Perhaps you’re wondering why we need two encoders, each creating four possible states, if all we need is a yes-or-no answer. The reason is that the device should be as unpredictable as possible, and the more inputs you can throw in, the less predictable the final result will be.
But how do you reduce four outputs to one? By XORing them. This is shown in Figure 33-7. Note the four pulldown resistors that insure there is always a defined voltage on the encoder outputs.
Figure 33-7. This circuit produces a random “yes or no” answer from a couple of weighted rotational encoders.
Trace the logic through this circuit and you’ll find that the output from the XOR gate at the bottom has an equal chance of being high or low—so long as the rotational encoders are behaving in an even-handed fashion.
One nice aspect of this simple circuit is that it needs no on-off switch. The encoders consume no power, so you can shake them into a position and put down the box before you press the button. Depending whether the output of the lowest XOR gate is high or low, the button will power the “Yes” LED or sink current from the “No” LED. Remember, a 74HC00 series logic gate can sink the same amount of current as it will source.
§ You must use an HC series chip in this circuit. It won’t work with older series of chips that have insufficient output power or cannot source as much current as they sink.
A schematic for this circuit is shown in Figure 33-8.
Figure 33-8. Schematic for the encoder-based yes-or-no decider toy.
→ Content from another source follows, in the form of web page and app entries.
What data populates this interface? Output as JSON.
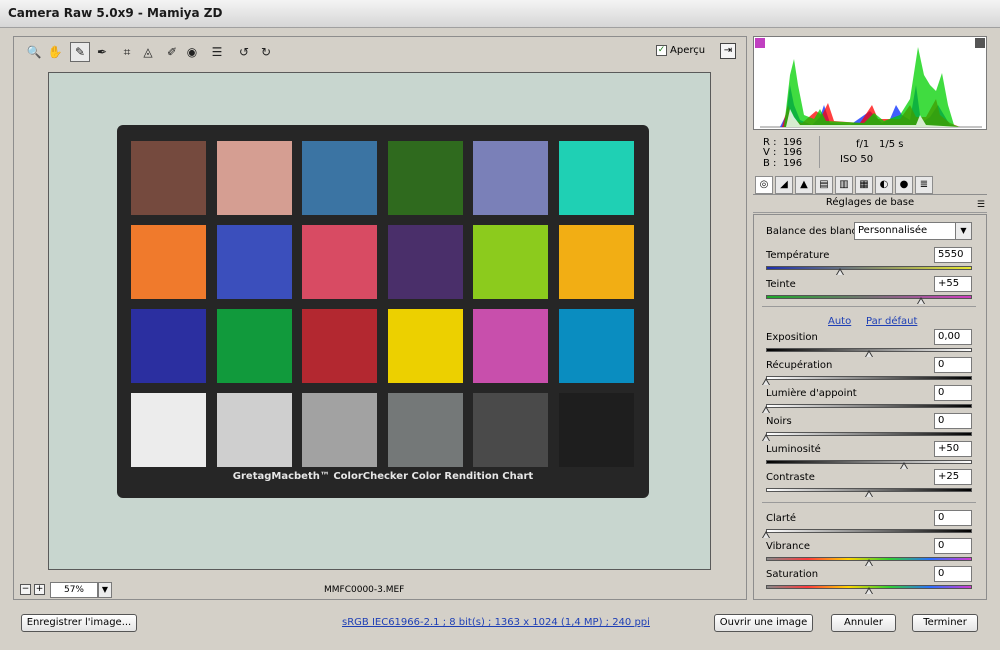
{
  "window": {
    "title": "Camera Raw 5.0x9  -  Mamiya ZD"
  },
  "toolbar": {
    "tools": [
      {
        "name": "zoom-tool",
        "icon": "zoom-icon",
        "glyph": "🔍"
      },
      {
        "name": "hand-tool",
        "icon": "hand-icon",
        "glyph": "✋"
      },
      {
        "name": "white-balance-tool",
        "icon": "eyedropper-icon",
        "glyph": "✎"
      },
      {
        "name": "color-sampler-tool",
        "icon": "color-sampler-icon",
        "glyph": "✒"
      },
      {
        "name": "crop-tool",
        "icon": "crop-icon",
        "glyph": "⌗"
      },
      {
        "name": "straighten-tool",
        "icon": "straighten-icon",
        "glyph": "◬"
      },
      {
        "name": "retouch-tool",
        "icon": "brush-icon",
        "glyph": "✐"
      },
      {
        "name": "red-eye-tool",
        "icon": "red-eye-icon",
        "glyph": "◉"
      },
      {
        "name": "preferences-tool",
        "icon": "list-icon",
        "glyph": "☰"
      },
      {
        "name": "rotate-left-tool",
        "icon": "rotate-left-icon",
        "glyph": "↺"
      },
      {
        "name": "rotate-right-tool",
        "icon": "rotate-right-icon",
        "glyph": "↻"
      }
    ],
    "preview_label": "Aperçu",
    "preview_checked": "✓",
    "fullscreen_glyph": "⇥"
  },
  "canvas": {
    "chart_caption": "GretagMacbeth™ ColorChecker Color Rendition Chart",
    "patch_colors": [
      "#754a3e",
      "#d59e92",
      "#3b74a3",
      "#2f6a1e",
      "#7a80b8",
      "#1fd0b4",
      "#f07a2c",
      "#3b4fbc",
      "#d84b63",
      "#4a2f6a",
      "#8ccb1d",
      "#f2ae14",
      "#2b2fa0",
      "#119a3c",
      "#b32830",
      "#ecd000",
      "#c84fac",
      "#0a8dc0",
      "#ececec",
      "#cfcfcf",
      "#a2a2a2",
      "#747878",
      "#4a4a4a",
      "#1e1e1e"
    ]
  },
  "statusbar": {
    "zoom_out": "−",
    "zoom_in": "+",
    "zoom_value": "57%",
    "filename": "MMFC0000-3.MEF"
  },
  "info": {
    "r_label": "R :",
    "r_value": "196",
    "v_label": "V :",
    "v_value": "196",
    "b_label": "B :",
    "b_value": "196",
    "aperture": "f/1",
    "shutter": "1/5 s",
    "iso": "ISO 50"
  },
  "panel": {
    "tabs": [
      {
        "name": "tab-basic",
        "icon": "aperture-icon",
        "glyph": "◎"
      },
      {
        "name": "tab-tone-curve",
        "icon": "tone-curve-icon",
        "glyph": "◢"
      },
      {
        "name": "tab-detail",
        "icon": "detail-icon",
        "glyph": "▲"
      },
      {
        "name": "tab-hsl",
        "icon": "hsl-icon",
        "glyph": "▤"
      },
      {
        "name": "tab-split-toning",
        "icon": "split-toning-icon",
        "glyph": "▥"
      },
      {
        "name": "tab-lens",
        "icon": "lens-icon",
        "glyph": "▦"
      },
      {
        "name": "tab-calibration",
        "icon": "calibration-icon",
        "glyph": "◐"
      },
      {
        "name": "tab-camera",
        "icon": "camera-icon",
        "glyph": "●"
      },
      {
        "name": "tab-presets",
        "icon": "presets-icon",
        "glyph": "≣"
      }
    ],
    "title": "Réglages de base",
    "menu_glyph": "☰",
    "wb_label": "Balance des blancs :",
    "wb_value": "Personnalisée",
    "wb_drop": "▼",
    "auto_label": "Auto",
    "default_label": "Par défaut",
    "sliders": [
      {
        "name": "temperature",
        "label": "Température",
        "value": "5550",
        "pos": 0.36,
        "track": "linear-gradient(90deg,#1d2fb0,#e8e830)"
      },
      {
        "name": "tint",
        "label": "Teinte",
        "value": "+55",
        "pos": 0.75,
        "track": "linear-gradient(90deg,#1eaa2a,#d03cc0)"
      },
      {
        "name": "exposure",
        "label": "Exposition",
        "value": "0,00",
        "pos": 0.5,
        "track": "linear-gradient(90deg,#000,#fff)"
      },
      {
        "name": "recovery",
        "label": "Récupération",
        "value": "0",
        "pos": 0.0,
        "track": "linear-gradient(90deg,#fff,#000)"
      },
      {
        "name": "fill-light",
        "label": "Lumière d'appoint",
        "value": "0",
        "pos": 0.0,
        "track": "linear-gradient(90deg,#fff,#000)"
      },
      {
        "name": "blacks",
        "label": "Noirs",
        "value": "0",
        "pos": 0.0,
        "track": "linear-gradient(90deg,#fff,#000)"
      },
      {
        "name": "brightness",
        "label": "Luminosité",
        "value": "+50",
        "pos": 0.67,
        "track": "linear-gradient(90deg,#000,#fff)"
      },
      {
        "name": "contrast",
        "label": "Contraste",
        "value": "+25",
        "pos": 0.5,
        "track": "linear-gradient(90deg,#fff,#000)"
      },
      {
        "name": "clarity",
        "label": "Clarté",
        "value": "0",
        "pos": 0.0,
        "track": "linear-gradient(90deg,#fff,#000)"
      },
      {
        "name": "vibrance",
        "label": "Vibrance",
        "value": "0",
        "pos": 0.5,
        "track": "linear-gradient(90deg,#888,#ff3b3b,#ffd500,#30d030,#2b6fff,#d23cd2)"
      },
      {
        "name": "saturation",
        "label": "Saturation",
        "value": "0",
        "pos": 0.5,
        "track": "linear-gradient(90deg,#888,#ff3b3b,#ffd500,#30d030,#2b6fff,#d23cd2)"
      }
    ]
  },
  "bottom": {
    "save_label": "Enregistrer l'image...",
    "workflow_label": "sRGB IEC61966-2.1 ; 8 bit(s) ; 1363 x 1024 (1,4 MP) ; 240 ppi",
    "open_label": "Ouvrir une image",
    "cancel_label": "Annuler",
    "done_label": "Terminer"
  }
}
Equivocation is what you do when you don’t feel willing to make a decision. Elected legislators do this all the time. For example, if I were a legislator and someone asked me, “Can we adapt the Rotational Decider to become a Rotational Equivocator?” I could say, “Well, there are two sides to this issue; I think something is to be said for both of them, and the topic may need further study.”
Since I’m not a legislator, I won’t say that. I’ll say, “Yes, of course we can build a Rotational Equivocator.”
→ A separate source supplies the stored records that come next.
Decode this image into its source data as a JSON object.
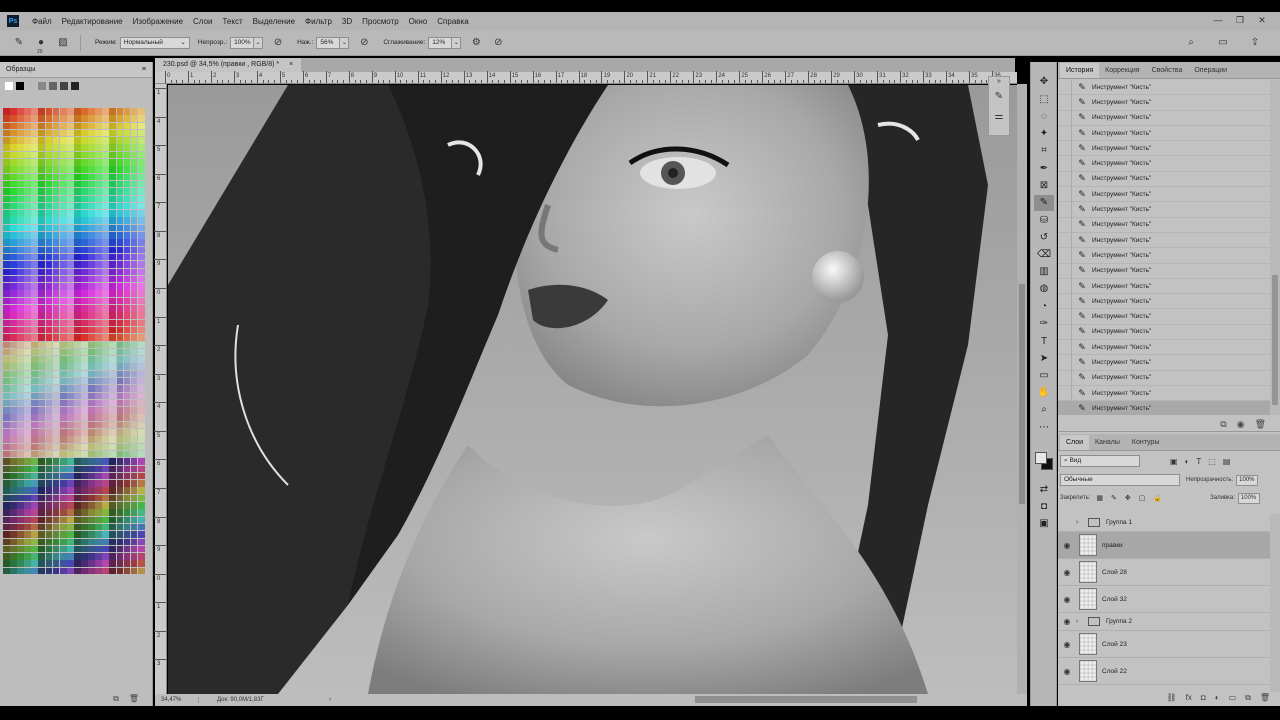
{
  "menu": {
    "logo": "Ps",
    "items": [
      "Файл",
      "Редактирование",
      "Изображение",
      "Слои",
      "Текст",
      "Выделение",
      "Фильтр",
      "3D",
      "Просмотр",
      "Окно",
      "Справка"
    ]
  },
  "window_controls": {
    "minimize": "—",
    "restore": "❐",
    "close": "✕"
  },
  "options_bar": {
    "brush_size": "20",
    "mode_label": "Режим:",
    "mode_value": "Нормальный",
    "opacity_label": "Непрозр.:",
    "opacity_value": "100%",
    "pressure_label": "Наж.:",
    "pressure_value": "56%",
    "smoothing_label": "Сглаживание:",
    "smoothing_value": "12%"
  },
  "swatches": {
    "title": "Образцы",
    "footer_new": "⧉",
    "footer_delete": "🗑"
  },
  "document": {
    "tab_title": "230.psd @ 34,5% (правки , RGB/8) *",
    "tab_close": "×",
    "ruler_h_labels": [
      "0",
      "1",
      "2",
      "3",
      "4",
      "5",
      "6",
      "7",
      "8",
      "9",
      "10",
      "11",
      "12",
      "13",
      "14",
      "15",
      "16",
      "17",
      "18",
      "19",
      "20",
      "21",
      "22",
      "23",
      "24",
      "25",
      "26",
      "27",
      "28",
      "29",
      "30",
      "31",
      "32",
      "33",
      "34",
      "35",
      "36"
    ],
    "ruler_v_labels": [
      "1",
      "4",
      "5",
      "6",
      "7",
      "8",
      "9",
      "0",
      "1",
      "2",
      "3",
      "4",
      "5",
      "6",
      "7",
      "8",
      "9",
      "0",
      "1",
      "2",
      "3"
    ],
    "status_zoom": "34,47%",
    "status_doc": "Док: 90,0M/1,83Г",
    "status_arrow": "›"
  },
  "history": {
    "tabs": [
      "История",
      "Коррекция",
      "Свойства",
      "Операции"
    ],
    "items": [
      "Инструмент \"Кисть\"",
      "Инструмент \"Кисть\"",
      "Инструмент \"Кисть\"",
      "Инструмент \"Кисть\"",
      "Инструмент \"Кисть\"",
      "Инструмент \"Кисть\"",
      "Инструмент \"Кисть\"",
      "Инструмент \"Кисть\"",
      "Инструмент \"Кисть\"",
      "Инструмент \"Кисть\"",
      "Инструмент \"Кисть\"",
      "Инструмент \"Кисть\"",
      "Инструмент \"Кисть\"",
      "Инструмент \"Кисть\"",
      "Инструмент \"Кисть\"",
      "Инструмент \"Кисть\"",
      "Инструмент \"Кисть\"",
      "Инструмент \"Кисть\"",
      "Инструмент \"Кисть\"",
      "Инструмент \"Кисть\"",
      "Инструмент \"Кисть\"",
      "Инструмент \"Кисть\""
    ]
  },
  "layers": {
    "tabs": [
      "Слои",
      "Каналы",
      "Контуры"
    ],
    "filter_value": "Вид",
    "blend_value": "Обычные",
    "opacity_label": "Непрозрачность:",
    "opacity_value": "100%",
    "lock_label": "Закрепить:",
    "fill_label": "Заливка:",
    "fill_value": "100%",
    "items": [
      {
        "name": "Группа 1",
        "type": "group"
      },
      {
        "name": "правки",
        "type": "layer"
      },
      {
        "name": "Слой 28",
        "type": "layer"
      },
      {
        "name": "Слой 32",
        "type": "layer"
      },
      {
        "name": "Группа 2",
        "type": "group"
      },
      {
        "name": "Слой 23",
        "type": "layer"
      },
      {
        "name": "Слой 22",
        "type": "layer"
      }
    ]
  },
  "icons": {
    "tools": [
      "move-icon",
      "marquee-icon",
      "lasso-icon",
      "quick-select-icon",
      "crop-icon",
      "frame-icon",
      "eyedropper-icon",
      "healing-icon",
      "brush-icon",
      "stamp-icon",
      "history-brush-icon",
      "eraser-icon",
      "gradient-icon",
      "blur-icon",
      "dodge-icon",
      "pen-icon",
      "type-icon",
      "path-select-icon",
      "shape-icon",
      "hand-icon",
      "zoom-icon",
      "more-icon"
    ]
  },
  "colors": {
    "foreground": "#e8e8e8",
    "background": "#111111"
  }
}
The logic diagram for it is shown in Figure 33-9. It will light the “Maybe” LED if the left XOR has a high output and the right XOR has a low state. It lights the “Maybe not” if the states are reversed. But what if both XORs have the same output—either both low or both high? In that case, the third XOR has a low output and sinks current through the third LED, which says “I’m not quite sure.”
Figure 33-9. The previous yes-no circuit has been modified to give equivocal answers.
The schematic is shown in Figure 33-10, while a photograph of the circuit appears in Figure 33-11. In the photograph, LEDs have been used that contain their own resistors. The rotational encoders have been placed far apart to allow their lead weights to rotate without hitting each other.
Figure 33-10. The Rotational Equivocator schematic requires only a very small modification of the previous yes-or-no schematic.
Figure 33-11. Breadboarded version of the Rotational Equivocator. No series resistors are included with the LEDs, as they have their own internal resistors.
If you follow the logic in Figure 33-9, you’ll find that the “Not sure” output is twice as likely as either of the other outputs. This insures that the toy will be as unhelpful as possible.
If you have a friend in politics, maybe you could give this person one of these as a campaign contribution.
I included this little digression into rotational encoders because I wanted to include an easy project among the more difficult ones, and I enjoy using components for unintended purposes. Also, I like the idea of a toy that requires only one logic chip, a couple of LEDs, and a pushbutton. If you include a 5VDC voltage regulator, you can power it from a 9V battery that should last for several years.
Other types of sensors are really more suitable for creating randomicity. I’m going to suggest several options in the next section, after which I will explain a way to achieve “perfect” randomicity—and I’ll discuss what this really means.